Any slisp application may be run in server mode by starting it with the -s flag. The -s flag causes the application to supress the initial prompt, and to enclose output in control character delimiters that allow the client to disambiguate error and other output from the value returned by the function.
The program can be made into a network accessible server by including it as one of the programs known to the internet superserver inetd. The operations for accomplishing this must be done by root on the server machine. The following operations use as an example the creation of a server for the basic slisp application sl, on port 5201:
1. Read about inetd and services by doing man inetd and man services.
2. Choose a port number, an application name (usually the name of the executable), and a user under whom the application should run. Port numbers above 5000 are usually safe. The user should not be root since slisp contains the "system" command which under root could do almost anything. An ordinary user is usually best, or one that is created for the server.
3. Make an entry in /etc/services for the port number, application name and protocol (tcp). For example, to run the basic slisp applications sl as a server on port 5201:
4. Make an entry in /etc/inetd.conf to tell inetd which program to run when a connection is made on the given port with the service name defined in /etc/services:
sl stream tcp nowait slisp /usr/localbin/sl sl -s

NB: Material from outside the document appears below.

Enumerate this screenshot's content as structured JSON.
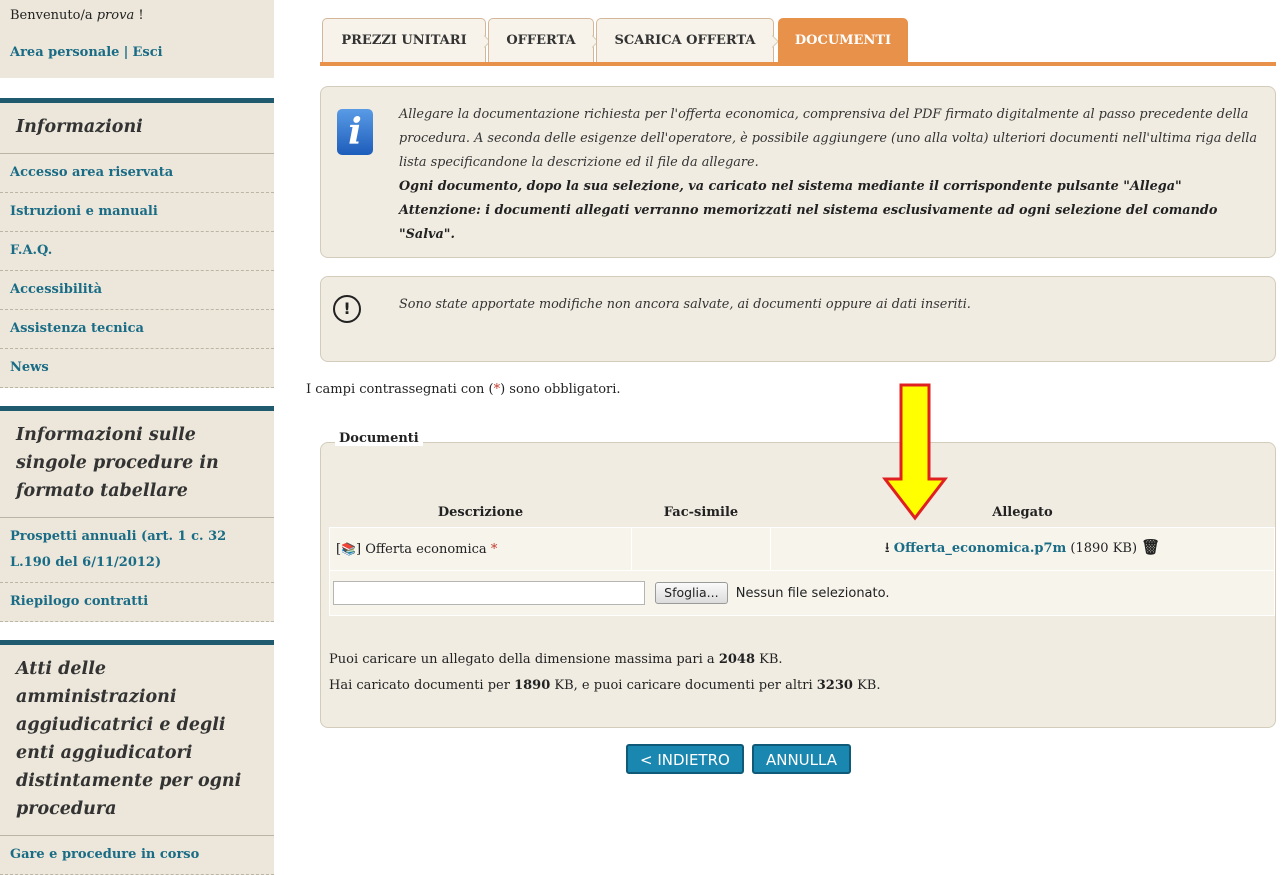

The fields are separated by spaces or tabs. For this example the fields are:a) sl - the name of the service defined in /etc/services b) stream, tcp and nowait - should always be set to these for this protocol c) slisp - the name of the user under which the server should run. Here we've created a pseudo user called slisp, d) /usr/localbin/sl, the pathname to the executable - note this can be the executable shell script. Environment variables set by the shell script are remembered by the server, e) sl - The first argument, always the name of the executable, f) -s - any remaining arguments.
The appropriate man pages have more information.